Additionally, the whole relief package must be audited by a second panel of international and national anti-corruption experts, financed by the donor community. This may include the creation of a temporary international entity where information about international donations are centralized and monitored by the panel. The panel should be empowered to score government’s progress, much like the Millennium Challenge Corporation already does, to make sure the goals laid out in the rebuilding plans are met—and only then will the next phase of aid be disbursed.
Foreign assistance should also contribute to other long sought policy goals. In Honduras and Guatemala that means strengthening democratic institutions so they can effectively fight crime and corruption. These include an independent Attorney General office and specialized anti-corruption units, the judiciary and anti-corruption courts, and the police. Nicaragua will require deeper political reform including a new electoral system with an even playing field and basic human rights for all. If effective, these reforms and transformed institutions will directly contribute to improving life in the Northern Triangle and help Central Americans see their future at home and not in the United States.
Finally, this plan can leverage short-term responses into long-term improvements in the region’s tattered social safety net. For example, aid can rebuild hospitals and schools but should also help reform the health and education systems families need to thrive in their home countries. We believe central to the short- and medium-term plan should be significant housing projects—which offer homes to families who have lost theirs in the floods. Owning a home is a significant incentive to stay and help rebuild one’s community, and housing projects also create thousands of urgently- needed construction jobs.
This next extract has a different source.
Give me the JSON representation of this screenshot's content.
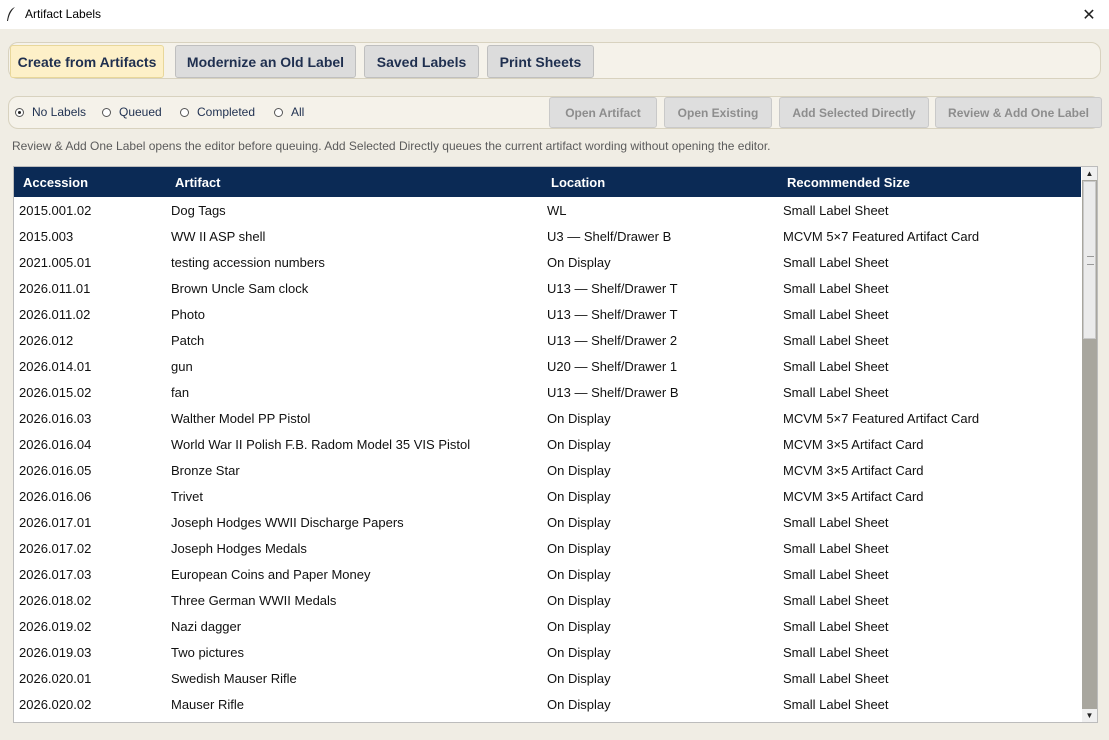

The northern triangle is not a lost cause. It is imperative that we respond now to the crisis created by the hurricanes and then stay to help build the institutions that can contribute to a better life for its citizens, who like the rest of us, would much rather stay home. The plan we outline above suggests how the United States might leverage the current crisis to make major gains against corruption and vastly improve democratic governance in the region. If successful, such changes will be transformative in nature and give the citizens of Guatemala, Honduras, and Nicaragua the hope they have been fighting for in the streets and demanding at the ballot box for decades, while reducing the incentives for migration.
Dr. Kurt Alan Ver Beek is the Co-Founder and President of the Asociación para una Sociedad más Justa, a Honduran civil society organization addressing violence and corruption. Eric L. Olson is Director of the Central America-D.C. Platform at the Seattle International Foundation and a Wilson Center Global Fellow.